Below are the records; print them all without any alteration.

[App and web page records]
★ ★ ★ ★ ★
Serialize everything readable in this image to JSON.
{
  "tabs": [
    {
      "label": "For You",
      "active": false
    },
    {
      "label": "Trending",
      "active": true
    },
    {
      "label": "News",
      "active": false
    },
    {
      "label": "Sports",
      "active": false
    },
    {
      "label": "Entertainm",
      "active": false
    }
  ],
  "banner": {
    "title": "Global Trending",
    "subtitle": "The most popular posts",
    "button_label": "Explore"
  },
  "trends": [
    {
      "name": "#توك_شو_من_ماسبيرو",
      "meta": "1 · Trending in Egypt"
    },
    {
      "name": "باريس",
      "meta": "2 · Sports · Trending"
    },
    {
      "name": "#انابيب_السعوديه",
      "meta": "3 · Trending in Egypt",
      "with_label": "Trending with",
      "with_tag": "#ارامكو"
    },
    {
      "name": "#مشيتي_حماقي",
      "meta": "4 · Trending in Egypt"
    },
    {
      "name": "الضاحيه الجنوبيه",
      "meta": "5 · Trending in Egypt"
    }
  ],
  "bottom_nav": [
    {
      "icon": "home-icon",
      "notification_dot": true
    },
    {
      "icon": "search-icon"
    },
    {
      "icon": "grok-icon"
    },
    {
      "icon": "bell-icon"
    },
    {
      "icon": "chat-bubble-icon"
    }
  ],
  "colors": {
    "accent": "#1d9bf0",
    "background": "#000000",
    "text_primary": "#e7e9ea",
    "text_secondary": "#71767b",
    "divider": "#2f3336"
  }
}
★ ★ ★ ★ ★
EXPECTED OUTPUT:
Serialize everything readable in this image to JSON.
{
  "tabs": [
    {
      "label": "For You",
      "active": false
    },
    {
      "label": "Trending",
      "active": true
    },
    {
      "label": "News",
      "active": false
    },
    {
      "label": "Sports",
      "active": false
    },
    {
      "label": "Entertainm",
      "active": false
    }
  ],
  "banner": {
    "title": "Global Trending",
    "subtitle": "The most popular posts",
    "button_label": "Explore"
  },
  "trends": [
    {
      "name": "#توك_شو_من_ماسبيرو",
      "meta": "1 · Trending in Egypt"
    },
    {
      "name": "باريس",
      "meta": "2 · Sports · Trending"
    },
    {
      "name": "#انابيب_السعوديه",
      "meta": "3 · Trending in Egypt",
      "with_label": "Trending with",
      "with_tag": "#ارامكو"
    },
    {
      "name": "#مشيتي_حماقي",
      "meta": "4 · Trending in Egypt"
    },
    {
      "name": "الضاحيه الجنوبيه",
      "meta": "5 · Trending in Egypt"
    }
  ],
  "bottom_nav": [
    {
      "icon": "home-icon",
      "notification_dot": true
    },
    {
      "icon": "search-icon"
    },
    {
      "icon": "grok-icon"
    },
    {
      "icon": "bell-icon"
    },
    {
      "icon": "chat-bubble-icon"
    }
  ],
  "colors": {
    "accent": "#1d9bf0",
    "background": "#000000",
    "text_primary": "#e7e9ea",
    "text_secondary": "#71767b",
    "divider": "#2f3336"
  }
}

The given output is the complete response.